Published on March 25, 2016
In December 2015, the City of Seattle enacted a new law that significantly increases the penalties to employers for violating four Seattle labor ordinances: Paid Sick & Safe Time, Fair Chance Employment (“Ban the Box”), Minimum Wage, and Wage Theft. One of the new law’s most drastic changes will allow employees to bring private lawsuits against employers for alleged violations of the Paid Sick & Safe Time, Minimum Wage, and Wage Theft ordinances. The private cause of action goes into effect April 1, 2016, for employers with 50 or more employees, and April 1, 2017, for employers with fewer than 50 employees. If the employee prevails in such a lawsuit, the court may award double the amount of unpaid wages, attorney fees, and a civil penalty up to $5,000.
Among the new law’s other significant changes, it is now much easier for an employee to establish retaliation under any of the four Seattle labor ordinances. If an employer takes adverse action against an employee within 90 days of the employee’s exercise of a right protected by one of the ordinances, the employer is presumed to have retaliated unless it shows by clear and convincing evidence that it took the action for another reason. For example, if an employee complains that he did not get adequate paid sick leave and the employer discharges the employee within 90 days, the employer is presumed to have retaliated unless it can prove by clear and convincing evidence that another reason motivated the discharge.
Employers should review their compliance with Seattle’s labor ordinances in light of the new law’s increased remedies and more difficult standards of proof. Whenever adverse action is necessary, employers should thoroughly document the performance issues or business needs that motivated the action. Employers should use particular caution and consider seeking legal advice before taking adverse action against an employee who has exercised a right under the Seattle labor ordinances within the last 90 days.
The City of Seattle’s summary of changes created by the December 2015 law is available here. If you have questions, please feel free to contact any member of the Employment Rights, Benefits and Labor Group at Ryan Swanson Law.

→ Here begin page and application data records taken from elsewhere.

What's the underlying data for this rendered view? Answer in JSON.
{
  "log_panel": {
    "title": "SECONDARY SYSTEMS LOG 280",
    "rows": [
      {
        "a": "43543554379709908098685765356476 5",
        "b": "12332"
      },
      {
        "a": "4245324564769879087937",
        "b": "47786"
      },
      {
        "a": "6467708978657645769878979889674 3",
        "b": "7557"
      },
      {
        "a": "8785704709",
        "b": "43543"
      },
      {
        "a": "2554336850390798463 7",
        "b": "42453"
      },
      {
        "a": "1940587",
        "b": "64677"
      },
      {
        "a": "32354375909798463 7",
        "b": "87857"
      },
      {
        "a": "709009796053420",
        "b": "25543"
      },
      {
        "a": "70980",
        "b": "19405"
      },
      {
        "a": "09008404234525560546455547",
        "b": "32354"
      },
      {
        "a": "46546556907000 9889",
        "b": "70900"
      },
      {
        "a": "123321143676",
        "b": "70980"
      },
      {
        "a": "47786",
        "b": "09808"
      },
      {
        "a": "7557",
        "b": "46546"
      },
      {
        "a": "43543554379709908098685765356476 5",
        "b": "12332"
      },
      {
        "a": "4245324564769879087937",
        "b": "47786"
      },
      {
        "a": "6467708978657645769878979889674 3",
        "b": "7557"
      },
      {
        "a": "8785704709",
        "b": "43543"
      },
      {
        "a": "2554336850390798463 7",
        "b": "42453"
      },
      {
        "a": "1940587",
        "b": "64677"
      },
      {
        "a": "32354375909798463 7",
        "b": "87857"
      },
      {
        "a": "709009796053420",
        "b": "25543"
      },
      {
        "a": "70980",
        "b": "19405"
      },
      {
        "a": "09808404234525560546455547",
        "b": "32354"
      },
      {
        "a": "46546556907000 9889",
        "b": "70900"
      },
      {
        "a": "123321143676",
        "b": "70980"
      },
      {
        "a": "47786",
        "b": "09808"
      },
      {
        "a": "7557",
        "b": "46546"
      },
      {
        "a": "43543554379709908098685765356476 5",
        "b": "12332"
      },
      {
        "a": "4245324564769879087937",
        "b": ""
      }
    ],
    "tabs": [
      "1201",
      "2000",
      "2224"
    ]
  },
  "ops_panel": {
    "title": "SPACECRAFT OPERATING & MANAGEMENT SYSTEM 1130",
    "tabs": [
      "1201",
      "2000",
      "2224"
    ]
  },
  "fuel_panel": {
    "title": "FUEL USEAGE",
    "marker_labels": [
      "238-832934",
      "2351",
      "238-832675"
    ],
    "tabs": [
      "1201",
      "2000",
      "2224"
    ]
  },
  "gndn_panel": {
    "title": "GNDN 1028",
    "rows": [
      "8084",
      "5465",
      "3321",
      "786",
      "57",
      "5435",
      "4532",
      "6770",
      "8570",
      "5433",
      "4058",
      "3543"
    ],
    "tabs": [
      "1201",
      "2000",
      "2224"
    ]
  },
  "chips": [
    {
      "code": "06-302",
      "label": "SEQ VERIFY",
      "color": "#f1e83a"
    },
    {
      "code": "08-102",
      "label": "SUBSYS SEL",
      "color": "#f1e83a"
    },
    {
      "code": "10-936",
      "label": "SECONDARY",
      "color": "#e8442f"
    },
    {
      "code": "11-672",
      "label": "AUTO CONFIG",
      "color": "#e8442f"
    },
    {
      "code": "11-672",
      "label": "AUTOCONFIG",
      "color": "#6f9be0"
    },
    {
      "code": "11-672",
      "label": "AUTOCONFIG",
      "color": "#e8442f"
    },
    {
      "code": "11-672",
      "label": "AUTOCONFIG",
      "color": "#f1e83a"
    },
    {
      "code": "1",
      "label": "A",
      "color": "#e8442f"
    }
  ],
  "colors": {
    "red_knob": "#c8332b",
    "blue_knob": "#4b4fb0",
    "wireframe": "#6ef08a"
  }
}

This message has been created by the Employment Rights, Benefits & Labor Group at Ryan, Swanson & Cleveland, PLLC to advise of recent developments in the law. Because each situation is different, this information is intended for general information purposes only and is not intended to provide legal advice on any specific facts and circumstances. Ryan, Swanson & Cleveland, PLLC is a full-service law firm located in Seattle, Washington.